It wasn’t until 1:00 a.m. that tensions rose significantly. After word quickly circulated that police were near Douglas Street at Belleville Street — behind the Fairmont Empress — several supporters from the larger group ran over. Once they arrived, they quickly discovered that no Indigenous youth were inside the police vehicles there.
At the same time, Victoria Police and Legislative Security were readying an entrance on the west side of the legislature building to transport the Indigenous youth outside into waiting police vans. Four of the arrested demonstrators were carried into the vehicles, and one walked. The path was lined by a crowd, but videos from the scene do not show any interference with police.
Meanwhile, over in a parking lot at Douglas Street and Belleville Street, Indigenous youth, allies, and police engaged in a standoff for about five minutes. After one Indigenous person placed himself in front of a police vehicle, the officer continued to drive and ultimately hit the Indigenous person.
After this, a group surrounded two police vehicles present and blockaded a police van.

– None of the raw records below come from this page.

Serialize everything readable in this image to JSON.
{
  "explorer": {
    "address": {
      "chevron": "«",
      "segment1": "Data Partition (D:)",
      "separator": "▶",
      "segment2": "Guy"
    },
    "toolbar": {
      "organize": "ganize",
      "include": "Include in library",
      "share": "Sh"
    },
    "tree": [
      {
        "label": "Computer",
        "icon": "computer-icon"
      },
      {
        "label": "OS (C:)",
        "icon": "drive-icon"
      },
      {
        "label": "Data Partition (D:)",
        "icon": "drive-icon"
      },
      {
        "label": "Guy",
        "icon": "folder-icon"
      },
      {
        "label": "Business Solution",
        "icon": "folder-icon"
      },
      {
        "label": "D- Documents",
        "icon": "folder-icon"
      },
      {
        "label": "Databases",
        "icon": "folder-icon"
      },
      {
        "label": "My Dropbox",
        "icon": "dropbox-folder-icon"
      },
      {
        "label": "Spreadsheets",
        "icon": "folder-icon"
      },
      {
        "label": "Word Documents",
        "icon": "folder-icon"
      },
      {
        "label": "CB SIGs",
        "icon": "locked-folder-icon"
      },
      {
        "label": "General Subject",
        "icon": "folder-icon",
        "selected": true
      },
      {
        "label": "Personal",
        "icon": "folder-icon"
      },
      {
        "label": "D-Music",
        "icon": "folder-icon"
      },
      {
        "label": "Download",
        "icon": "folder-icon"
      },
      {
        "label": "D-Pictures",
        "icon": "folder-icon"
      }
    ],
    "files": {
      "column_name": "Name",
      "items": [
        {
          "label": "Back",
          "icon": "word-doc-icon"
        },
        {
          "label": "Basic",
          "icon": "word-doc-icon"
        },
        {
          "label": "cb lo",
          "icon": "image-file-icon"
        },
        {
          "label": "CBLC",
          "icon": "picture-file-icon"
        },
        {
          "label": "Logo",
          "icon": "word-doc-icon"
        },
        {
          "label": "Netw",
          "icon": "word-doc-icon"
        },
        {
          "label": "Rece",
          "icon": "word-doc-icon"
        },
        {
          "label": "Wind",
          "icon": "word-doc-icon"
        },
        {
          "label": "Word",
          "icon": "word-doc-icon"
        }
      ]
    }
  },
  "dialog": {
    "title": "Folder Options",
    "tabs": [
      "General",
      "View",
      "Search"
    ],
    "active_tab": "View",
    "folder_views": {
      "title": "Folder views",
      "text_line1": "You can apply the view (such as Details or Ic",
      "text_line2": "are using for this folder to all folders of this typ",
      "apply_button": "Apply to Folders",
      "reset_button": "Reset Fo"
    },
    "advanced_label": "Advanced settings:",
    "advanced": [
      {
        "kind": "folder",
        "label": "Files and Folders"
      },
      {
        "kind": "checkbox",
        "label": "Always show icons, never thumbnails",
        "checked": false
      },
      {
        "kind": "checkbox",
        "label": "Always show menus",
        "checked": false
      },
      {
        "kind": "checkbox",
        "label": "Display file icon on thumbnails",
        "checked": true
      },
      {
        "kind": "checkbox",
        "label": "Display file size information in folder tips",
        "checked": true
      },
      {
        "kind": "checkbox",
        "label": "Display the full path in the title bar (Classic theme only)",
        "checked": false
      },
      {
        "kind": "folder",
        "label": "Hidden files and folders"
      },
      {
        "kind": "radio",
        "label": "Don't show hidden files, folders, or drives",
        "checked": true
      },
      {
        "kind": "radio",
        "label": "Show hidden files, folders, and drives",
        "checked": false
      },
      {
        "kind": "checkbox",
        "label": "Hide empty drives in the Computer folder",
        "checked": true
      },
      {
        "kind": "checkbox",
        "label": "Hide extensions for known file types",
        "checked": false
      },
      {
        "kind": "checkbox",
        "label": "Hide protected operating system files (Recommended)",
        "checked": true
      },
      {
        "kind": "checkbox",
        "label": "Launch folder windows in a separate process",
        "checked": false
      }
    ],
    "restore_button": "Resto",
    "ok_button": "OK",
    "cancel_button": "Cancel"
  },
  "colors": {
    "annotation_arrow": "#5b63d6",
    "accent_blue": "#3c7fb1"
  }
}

Members of the Victoria Police shone their lights brightly and put on their sirens while Indigenous youth drummed and yelled things like “we keep us safe” and “this is what reconciliation looks like” at the police. The scene was extremely tense and confrontational, as the crowd filmed with their phones and repeatedly asked the police information about their badges and what they were doing.
The five Indigenous youth were taken in two seperate police vans to the Victoria Police Headquarters at 1:30 a.m. Although repeated attempts were made on scene to give a letter to the arrested individuals from their counsel, police refused to identify the arresting officer or take any letters.
In a statement released this morning, the Victoria Police Department said their investigation into the mischief charges is ongoing. They claimed the 100-person crowd caused the delay in removing the arrested demonstrators from the building and prevented them from addressing other emergency calls.
Minister Scott Fraser said on Thursday morning that his hope in the meeting last night was to “de-escalate” while the Wet’suwet’en hereditary chiefs continue to discuss the proposed deal they’ve negotiated.
On Wednesday morning, the Indigenous youth sent a written request to the minister to request a meeting. Although Green party MLAs Sonia Furstenau and Adam Olsen met with the group earlier in the month, no other members have met with them at the legislature. Most recently, NDP Melanie Marc met with the Indigenous youth after they occupied her constituency office in Vancouver.
Olsen was also present in the meeting with Fraser, as a witness. It was their understanding that the youth would leave following the meeting.
“The youth were articulate and eloquent in sharing their lived experience as Indigenous people,” Olsen said in a statement on Thursday morning. “I am disappointed that the Indigenous youth representatives chose to disregard their commitment that allowed this dialogue to take place.”
The five youth that were arrested have been released, on the condition that they do not return to the legislature grounds. As of 10 a.m. on Thursday morning, the Indigenous youth began to pack up their occupation of the legislature steps.